[[ Data supplied open ]]

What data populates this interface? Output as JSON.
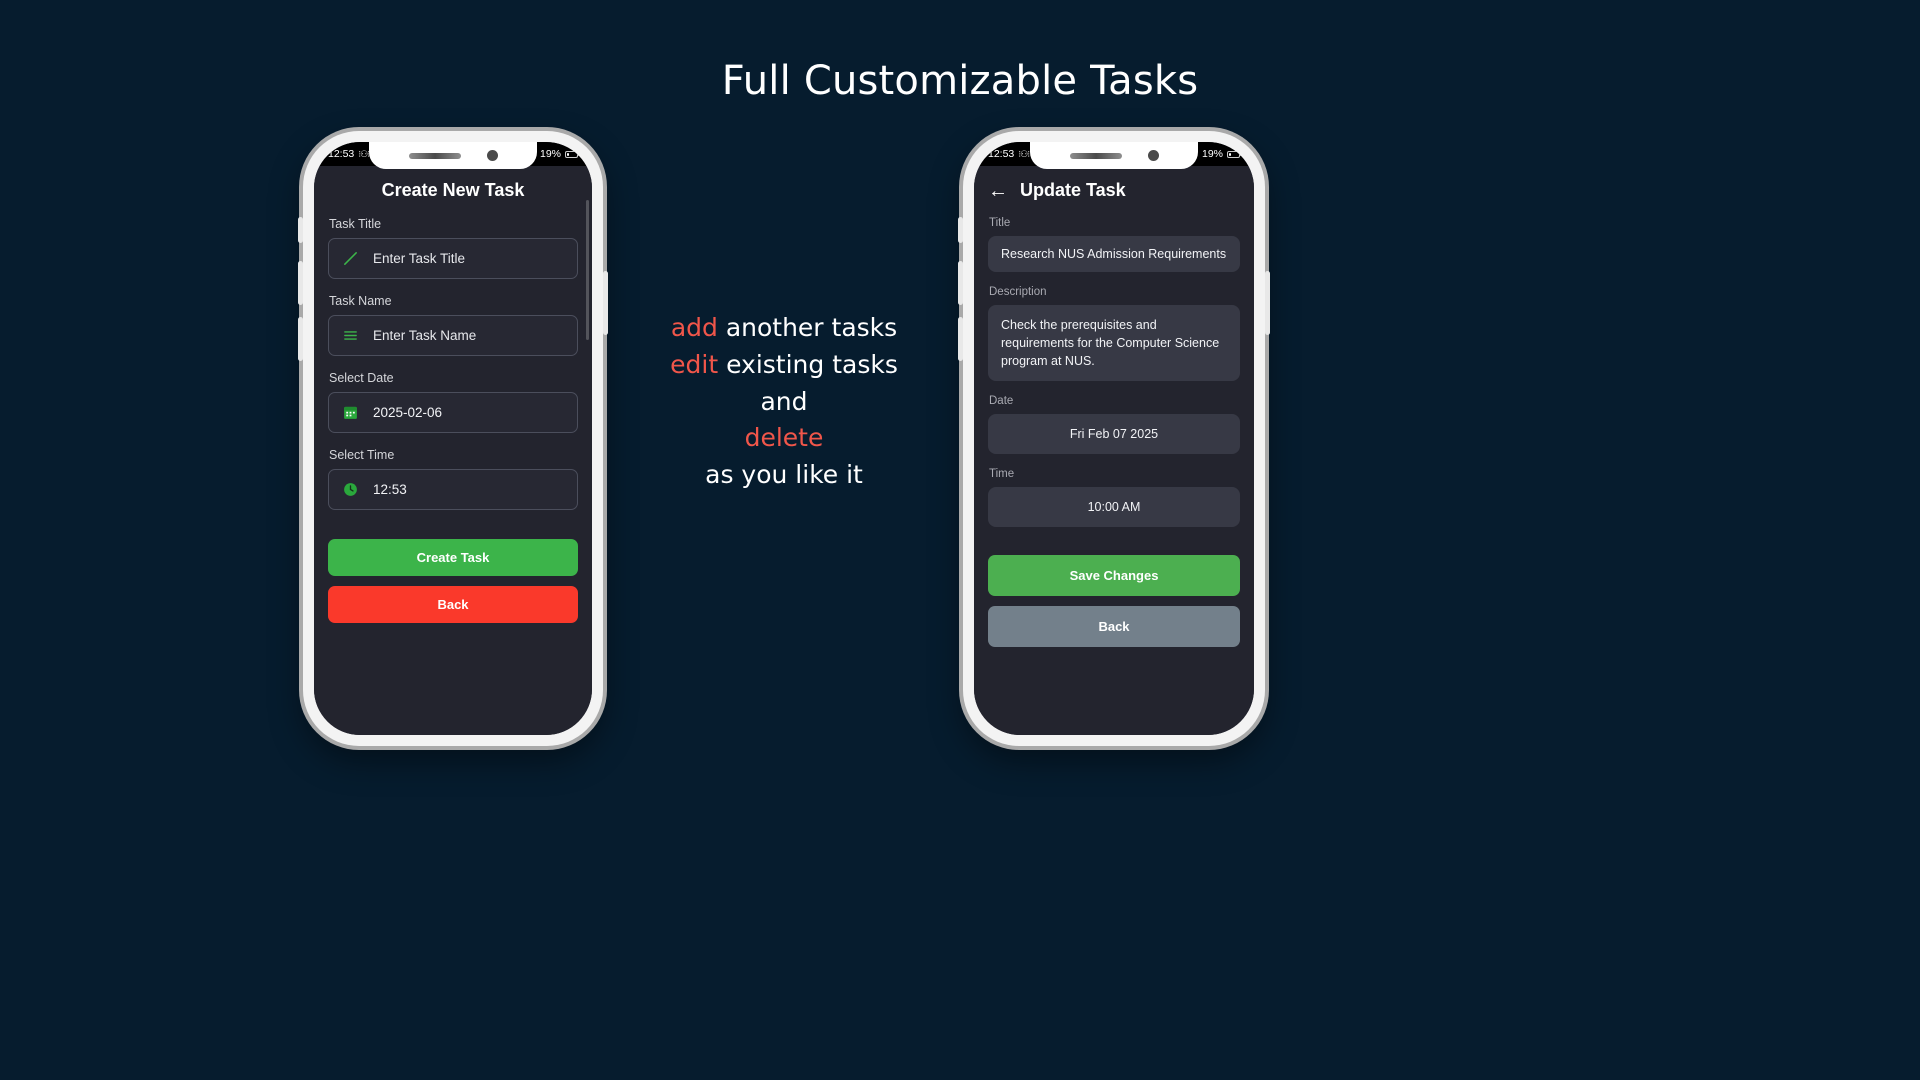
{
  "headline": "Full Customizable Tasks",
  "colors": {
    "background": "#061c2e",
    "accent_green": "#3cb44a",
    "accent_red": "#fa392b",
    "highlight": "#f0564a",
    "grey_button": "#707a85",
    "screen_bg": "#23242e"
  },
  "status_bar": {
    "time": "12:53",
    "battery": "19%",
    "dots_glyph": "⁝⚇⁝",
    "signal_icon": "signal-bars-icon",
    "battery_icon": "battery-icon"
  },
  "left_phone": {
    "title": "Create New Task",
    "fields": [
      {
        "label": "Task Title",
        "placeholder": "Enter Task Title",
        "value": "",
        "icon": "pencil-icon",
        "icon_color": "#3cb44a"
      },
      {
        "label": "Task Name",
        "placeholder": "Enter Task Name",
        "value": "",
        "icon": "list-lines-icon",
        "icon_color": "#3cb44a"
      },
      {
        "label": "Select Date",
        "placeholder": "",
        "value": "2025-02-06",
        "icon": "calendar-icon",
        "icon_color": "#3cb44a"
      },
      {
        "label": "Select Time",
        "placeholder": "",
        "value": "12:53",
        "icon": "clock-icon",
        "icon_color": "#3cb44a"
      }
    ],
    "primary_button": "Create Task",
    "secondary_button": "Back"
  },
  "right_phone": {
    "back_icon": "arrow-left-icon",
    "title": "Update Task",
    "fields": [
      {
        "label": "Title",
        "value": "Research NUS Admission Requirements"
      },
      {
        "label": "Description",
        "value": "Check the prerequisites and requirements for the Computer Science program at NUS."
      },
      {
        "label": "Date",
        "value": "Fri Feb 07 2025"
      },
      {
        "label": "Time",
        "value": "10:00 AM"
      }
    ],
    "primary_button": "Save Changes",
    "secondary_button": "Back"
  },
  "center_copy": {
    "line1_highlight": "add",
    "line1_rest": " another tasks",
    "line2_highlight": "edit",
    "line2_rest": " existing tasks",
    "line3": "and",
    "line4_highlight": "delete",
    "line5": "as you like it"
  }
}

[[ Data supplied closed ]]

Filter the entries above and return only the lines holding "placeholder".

Written response:
        "placeholder": "Enter Task Title",
        "placeholder": "Enter Task Name",
        "placeholder": "",
        "placeholder": "",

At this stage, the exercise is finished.